9: I.J. Singh (New York, U.S.A.), January 30, 2009, 6:39 AM.
A minor caveat or two: Jesus is not a name of God. Christianity makes a clear distinction between the Father, the Son and the Holy Ghost, even when it speaks of "three in one and one in three" in the concept of the Trinity. And Christ is and remains the Son of God. Also, Buddhism is somewhat ambivalent of a belief in God; Buddha, therefore, is not the name of God, but refers to the Enlightened One - primarily, the Founder of the faith, Gautama.
10: Amrik Pala (Perth, Australia), January 31, 2009, 5:42 AM.
I.J. Singh writes "Jesus is not a name of God. . . . . And Christ is and remains the Son of God." The ofspring(s) carry gene of the parents and share DNA. As a Son of God carrying God's gene, what would be Jesus's status in terms of Godliness? [Editor: Same as all of us, the Children of God!]
11: Tejwant (USA), January 31, 2009, 11:55 AM.
Amrik Pala writes:"The ofspring(s) carry gene of the parents and share DNA. As a Son of God carrying God's gene, what would be Jesus's status in terms of Godliness?" So if Jesus is the offspring and carries his father's DNA, does it mean that Jesus' Father - God - was a mere mortal and had sex with a woman to produce Jesus? I am all confused now.
12: Daljeet (Southall, United Kingdom), April 19, 2010, 9:17 AM.
13: Kirpal Singh (Los Angeles, California, USA), February 11, 2013, 12:29 AM.
To know God is to experience the absolute death of one's ego. Waheguru is a state of being. It's a state of consciousness and awareness. We tend to look around us for meaning when it's stored within us. We have the power to unlock it by simply meditating on that consciousness and giving our love to it. Every religion offers ways to understand God ... love, service, compassion, surrender to the Almighty. Sikhi in my opinion peels off all the layers of metaphor and superstition and simplifies our way to experience Waheguru. It is the ego of priests, religious con-artists and politicians that twists these beautiful messages and turns them into hideous agendas. Religion today lacks spirituality and has become too involved with the world instead of concentrating on the original focus ... a relationship with ourselves and the Almighty within. To sum this up, Waheguru, the wonderful teacher ... wisdom and knowledge through experience and growth, shedding our baser instincts and connecting with who we are ... that is how we experience God.

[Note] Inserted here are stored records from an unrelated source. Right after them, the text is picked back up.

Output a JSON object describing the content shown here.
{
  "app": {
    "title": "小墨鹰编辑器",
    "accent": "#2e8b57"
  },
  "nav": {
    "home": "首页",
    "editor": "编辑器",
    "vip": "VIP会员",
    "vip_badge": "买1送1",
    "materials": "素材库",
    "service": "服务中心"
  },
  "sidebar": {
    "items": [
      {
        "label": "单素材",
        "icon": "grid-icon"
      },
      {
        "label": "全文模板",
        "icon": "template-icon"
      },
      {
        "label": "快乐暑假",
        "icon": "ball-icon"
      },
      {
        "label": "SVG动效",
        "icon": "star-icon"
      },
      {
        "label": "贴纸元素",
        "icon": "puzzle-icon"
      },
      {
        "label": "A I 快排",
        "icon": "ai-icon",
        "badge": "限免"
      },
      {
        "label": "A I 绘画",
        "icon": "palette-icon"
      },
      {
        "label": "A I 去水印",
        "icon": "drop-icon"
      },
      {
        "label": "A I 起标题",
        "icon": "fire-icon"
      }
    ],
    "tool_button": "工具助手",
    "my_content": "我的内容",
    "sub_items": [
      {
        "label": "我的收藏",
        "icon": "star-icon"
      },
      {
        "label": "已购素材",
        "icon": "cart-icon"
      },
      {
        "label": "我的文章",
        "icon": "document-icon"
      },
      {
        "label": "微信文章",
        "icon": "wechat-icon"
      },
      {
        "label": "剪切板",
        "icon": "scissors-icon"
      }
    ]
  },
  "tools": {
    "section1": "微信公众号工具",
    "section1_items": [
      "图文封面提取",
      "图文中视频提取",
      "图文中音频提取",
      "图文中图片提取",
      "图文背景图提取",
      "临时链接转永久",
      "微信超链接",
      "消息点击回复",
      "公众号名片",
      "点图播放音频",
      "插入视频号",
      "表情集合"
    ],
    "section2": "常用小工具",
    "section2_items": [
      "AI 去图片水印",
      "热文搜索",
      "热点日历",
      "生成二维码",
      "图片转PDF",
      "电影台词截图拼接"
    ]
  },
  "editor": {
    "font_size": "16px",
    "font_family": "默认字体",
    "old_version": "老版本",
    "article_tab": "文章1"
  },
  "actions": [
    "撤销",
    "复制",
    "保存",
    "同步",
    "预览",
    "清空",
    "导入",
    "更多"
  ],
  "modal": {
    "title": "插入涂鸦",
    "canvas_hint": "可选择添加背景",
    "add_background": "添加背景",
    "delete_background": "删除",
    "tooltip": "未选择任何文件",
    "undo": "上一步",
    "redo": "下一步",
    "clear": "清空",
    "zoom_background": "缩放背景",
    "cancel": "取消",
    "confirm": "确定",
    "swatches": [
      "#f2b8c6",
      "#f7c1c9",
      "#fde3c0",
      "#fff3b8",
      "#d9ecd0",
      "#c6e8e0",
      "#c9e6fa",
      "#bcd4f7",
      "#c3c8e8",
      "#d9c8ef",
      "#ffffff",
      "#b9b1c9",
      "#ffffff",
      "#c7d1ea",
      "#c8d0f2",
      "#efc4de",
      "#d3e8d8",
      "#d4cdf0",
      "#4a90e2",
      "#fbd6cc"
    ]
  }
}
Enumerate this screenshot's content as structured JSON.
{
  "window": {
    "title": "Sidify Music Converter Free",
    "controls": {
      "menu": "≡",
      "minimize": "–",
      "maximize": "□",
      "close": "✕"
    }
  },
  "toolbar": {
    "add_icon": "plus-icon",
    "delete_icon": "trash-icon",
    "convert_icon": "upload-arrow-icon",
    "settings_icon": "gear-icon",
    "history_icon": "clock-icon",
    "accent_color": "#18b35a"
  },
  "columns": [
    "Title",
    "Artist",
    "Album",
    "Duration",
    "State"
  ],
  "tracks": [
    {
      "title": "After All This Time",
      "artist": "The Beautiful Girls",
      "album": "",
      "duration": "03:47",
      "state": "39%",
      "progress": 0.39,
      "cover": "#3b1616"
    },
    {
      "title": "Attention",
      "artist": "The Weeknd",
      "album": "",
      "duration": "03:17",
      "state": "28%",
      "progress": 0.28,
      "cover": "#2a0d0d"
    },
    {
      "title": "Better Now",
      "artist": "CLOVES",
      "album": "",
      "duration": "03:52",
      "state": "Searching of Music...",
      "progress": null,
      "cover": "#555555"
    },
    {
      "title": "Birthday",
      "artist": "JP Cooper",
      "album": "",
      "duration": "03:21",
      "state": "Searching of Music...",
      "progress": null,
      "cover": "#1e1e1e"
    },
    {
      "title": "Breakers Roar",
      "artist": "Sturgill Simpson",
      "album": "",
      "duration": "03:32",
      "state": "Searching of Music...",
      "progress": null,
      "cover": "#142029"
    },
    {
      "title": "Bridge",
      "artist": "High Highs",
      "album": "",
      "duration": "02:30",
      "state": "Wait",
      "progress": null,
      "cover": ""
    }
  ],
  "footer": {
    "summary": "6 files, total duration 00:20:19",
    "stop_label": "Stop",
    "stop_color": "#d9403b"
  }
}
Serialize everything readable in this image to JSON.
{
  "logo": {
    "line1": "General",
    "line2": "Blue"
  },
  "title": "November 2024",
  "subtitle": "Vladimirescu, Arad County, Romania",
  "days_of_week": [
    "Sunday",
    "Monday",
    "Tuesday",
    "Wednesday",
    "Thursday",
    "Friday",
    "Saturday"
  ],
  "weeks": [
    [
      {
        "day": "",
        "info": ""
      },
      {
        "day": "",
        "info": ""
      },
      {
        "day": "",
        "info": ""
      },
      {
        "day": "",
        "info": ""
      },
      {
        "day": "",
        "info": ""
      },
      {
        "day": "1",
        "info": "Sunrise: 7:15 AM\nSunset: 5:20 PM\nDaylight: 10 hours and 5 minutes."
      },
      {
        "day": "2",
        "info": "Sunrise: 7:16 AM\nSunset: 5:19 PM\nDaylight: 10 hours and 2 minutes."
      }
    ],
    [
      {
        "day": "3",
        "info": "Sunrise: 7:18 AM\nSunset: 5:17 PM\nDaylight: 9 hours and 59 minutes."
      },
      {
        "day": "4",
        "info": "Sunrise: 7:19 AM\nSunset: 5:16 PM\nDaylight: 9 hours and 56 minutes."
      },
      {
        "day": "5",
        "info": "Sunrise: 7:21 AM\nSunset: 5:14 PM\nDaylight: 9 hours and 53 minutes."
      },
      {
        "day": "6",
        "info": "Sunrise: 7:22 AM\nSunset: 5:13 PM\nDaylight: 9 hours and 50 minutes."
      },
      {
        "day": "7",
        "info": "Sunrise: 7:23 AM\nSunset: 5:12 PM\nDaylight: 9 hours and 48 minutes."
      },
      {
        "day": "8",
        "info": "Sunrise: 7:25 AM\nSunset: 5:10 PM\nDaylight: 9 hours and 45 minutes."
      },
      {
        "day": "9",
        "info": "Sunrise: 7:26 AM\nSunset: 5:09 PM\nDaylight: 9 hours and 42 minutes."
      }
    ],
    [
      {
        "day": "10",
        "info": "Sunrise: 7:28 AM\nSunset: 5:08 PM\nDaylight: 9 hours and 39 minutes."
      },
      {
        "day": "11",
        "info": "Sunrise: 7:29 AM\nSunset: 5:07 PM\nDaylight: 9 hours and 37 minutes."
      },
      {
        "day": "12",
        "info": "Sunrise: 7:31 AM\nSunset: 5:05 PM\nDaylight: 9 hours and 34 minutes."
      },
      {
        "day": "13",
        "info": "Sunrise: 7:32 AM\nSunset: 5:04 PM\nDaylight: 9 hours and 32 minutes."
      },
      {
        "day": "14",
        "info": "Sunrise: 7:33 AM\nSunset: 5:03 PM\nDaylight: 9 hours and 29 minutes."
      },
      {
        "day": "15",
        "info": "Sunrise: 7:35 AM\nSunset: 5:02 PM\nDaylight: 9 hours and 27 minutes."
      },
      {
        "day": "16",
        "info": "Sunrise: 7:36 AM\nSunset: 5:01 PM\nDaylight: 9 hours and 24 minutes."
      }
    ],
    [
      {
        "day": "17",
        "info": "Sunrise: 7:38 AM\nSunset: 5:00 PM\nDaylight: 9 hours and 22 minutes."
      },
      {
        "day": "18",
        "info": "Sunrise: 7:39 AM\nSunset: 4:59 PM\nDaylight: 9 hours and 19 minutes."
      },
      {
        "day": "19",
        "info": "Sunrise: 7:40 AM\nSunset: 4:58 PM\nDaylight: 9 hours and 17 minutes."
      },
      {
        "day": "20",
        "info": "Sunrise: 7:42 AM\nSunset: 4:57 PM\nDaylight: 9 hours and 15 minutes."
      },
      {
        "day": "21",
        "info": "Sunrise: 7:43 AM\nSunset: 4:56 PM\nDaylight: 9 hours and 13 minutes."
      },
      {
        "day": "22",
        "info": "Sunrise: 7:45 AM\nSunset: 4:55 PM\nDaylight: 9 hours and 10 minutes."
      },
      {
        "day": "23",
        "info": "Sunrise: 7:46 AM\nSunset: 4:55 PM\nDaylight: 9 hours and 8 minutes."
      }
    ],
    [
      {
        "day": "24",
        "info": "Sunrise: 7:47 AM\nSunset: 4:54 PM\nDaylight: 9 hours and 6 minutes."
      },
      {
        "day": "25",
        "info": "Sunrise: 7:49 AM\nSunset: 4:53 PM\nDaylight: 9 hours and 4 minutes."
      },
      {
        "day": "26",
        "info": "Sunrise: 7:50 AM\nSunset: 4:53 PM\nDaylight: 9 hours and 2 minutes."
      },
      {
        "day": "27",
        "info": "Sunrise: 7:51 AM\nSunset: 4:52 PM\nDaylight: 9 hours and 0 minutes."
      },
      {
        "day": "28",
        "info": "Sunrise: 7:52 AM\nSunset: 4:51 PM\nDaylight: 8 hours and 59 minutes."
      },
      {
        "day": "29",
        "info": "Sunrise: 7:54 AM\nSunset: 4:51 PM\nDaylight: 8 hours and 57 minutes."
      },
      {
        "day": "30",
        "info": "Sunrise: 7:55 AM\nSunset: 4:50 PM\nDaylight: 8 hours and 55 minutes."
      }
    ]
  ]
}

14: Sangat Singh (Kuala Lumpur, Malaysia), February 01, 2017, 6:51 AM.
"sir Nanak loka pav hay balhari jao jayta theray nau hai" [GGS:1168] - "Nanak places his head on the feet of such people who remember His names as many as there are ..."
15: RS Minhas (Millburn, New Jersey, USA), February 01, 2017, 6:58 AM.
Besides names, it seems God is also described by attributes. A few examples: 1) chojee (playful) - [GGS:174]. 2) sujaan sakha (all-knowing relative) - [GGS:437]. 3,4,5,6 - baesumaar athhaah aganath atholai (beyond calculation, beyond measure, uncountable and unfathomable) - [GGS:292]
16: Ajit Singh Batra (Pennsville, New Jersey, USA), February 01, 2017, 7:57 AM.
In Geometry, sometimes we draw a line 'without thickness' to enhance the understanding of 'infinity'. Similarly we give a name to God as symbolic of His 'personality' (even though we insist He is not a person!) in all its diverse aspects. God is presented as a being who could speak with us and lead us down the path of love, truth and service. We address Him as our dear father and mother and try to establish direct relations with Him.
17: Dr K.N.Singh (Johor Baru, Malaysia), February 03, 2017, 5:45 AM.
God is the 'atma' within us. We can give him a thousand names but we need to look for God inside ourselves.